If I ever voiced this, I might have been corrected. But I was too terrified, because… well, I felt like a disgusting, lustful monster, and I didn’t want to tell someone that I was! But I wasn’t. And I’m not. I have desires sometimes, because I have sexuality, but I am not a monster. And the girls in your church’s youth group, maybe even the grown women in your congregation, need to be told this about themselves. I passionately hate that we forget men aren’t the only ones who have desires. We hear about sex being “what men want” (which is another stereotype I detest), and whenever I heard this I would internally crumble into a pile of pain as I whispered, “I want it, too. Not right this moment and not in a weird obsessive way, but I want it.” I cried about it sometimes, in quiet moments by myself as I thought, “I shouldn’t be feeling this. Jesus doesn’t want me to feel this.”

So, precious girl, this is for you: having desires is normal, not sinful. Acting out of them right now or obsessing over them may be wrong, but having them does not make you wrong. The key is surrender, giving your entire self to Jesus to care for.
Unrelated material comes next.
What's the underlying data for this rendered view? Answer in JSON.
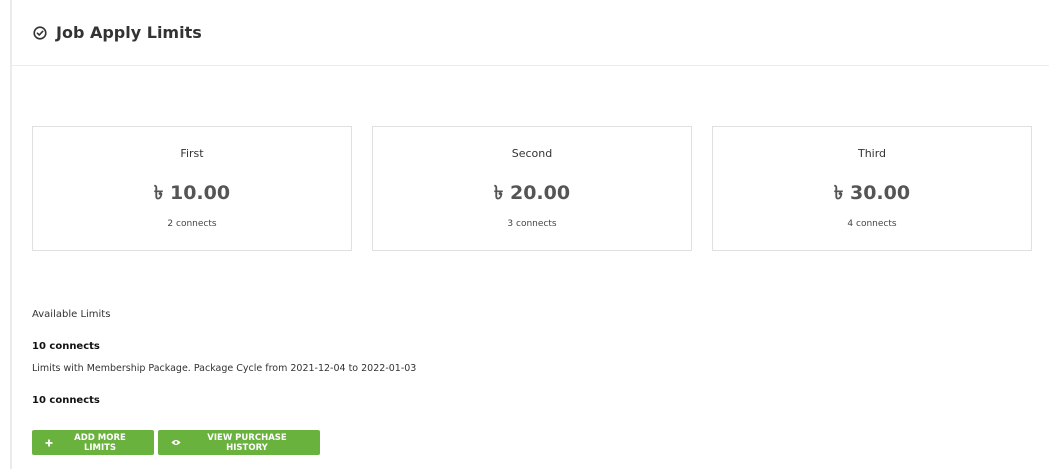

This isn’t something you can go through without Him. Accept what you feel and ask Him to give you patience, not simply in your actions but in your soul, too. Your sexuality was His idea. He made you; He knows how to take care of you. Beloved, there is nothing wrong with you, and I don’t ever want you to feel that way again.

And church, I have a question. I’m not asking out of bitterness, although I was when I first learned these things. I just ache to know: why didn’t you tell me? Why did it take so many shame-filled years for me to finally understand that I could have desires without being a monster? That all it took was trusting Jesus to take care of me? And why did you put effort into teaching me about modesty, yet ignore teaching boys to see me as a soul? Why did you talk to me and boys about their desires, yet say nothing about mine? And why didn’t you explain that modesty goes way beyond clothing?

Be modest, yes. But remember that modesty doesn’t stop at what you put on your body; you can be modest in your words, your actions, your spirit. And He’s teaching you to let your spirit, your soul, shine out of you and be what everyone remembers after they see you. You are not a stumbling block or a monster. You are precious. Allow that be seen.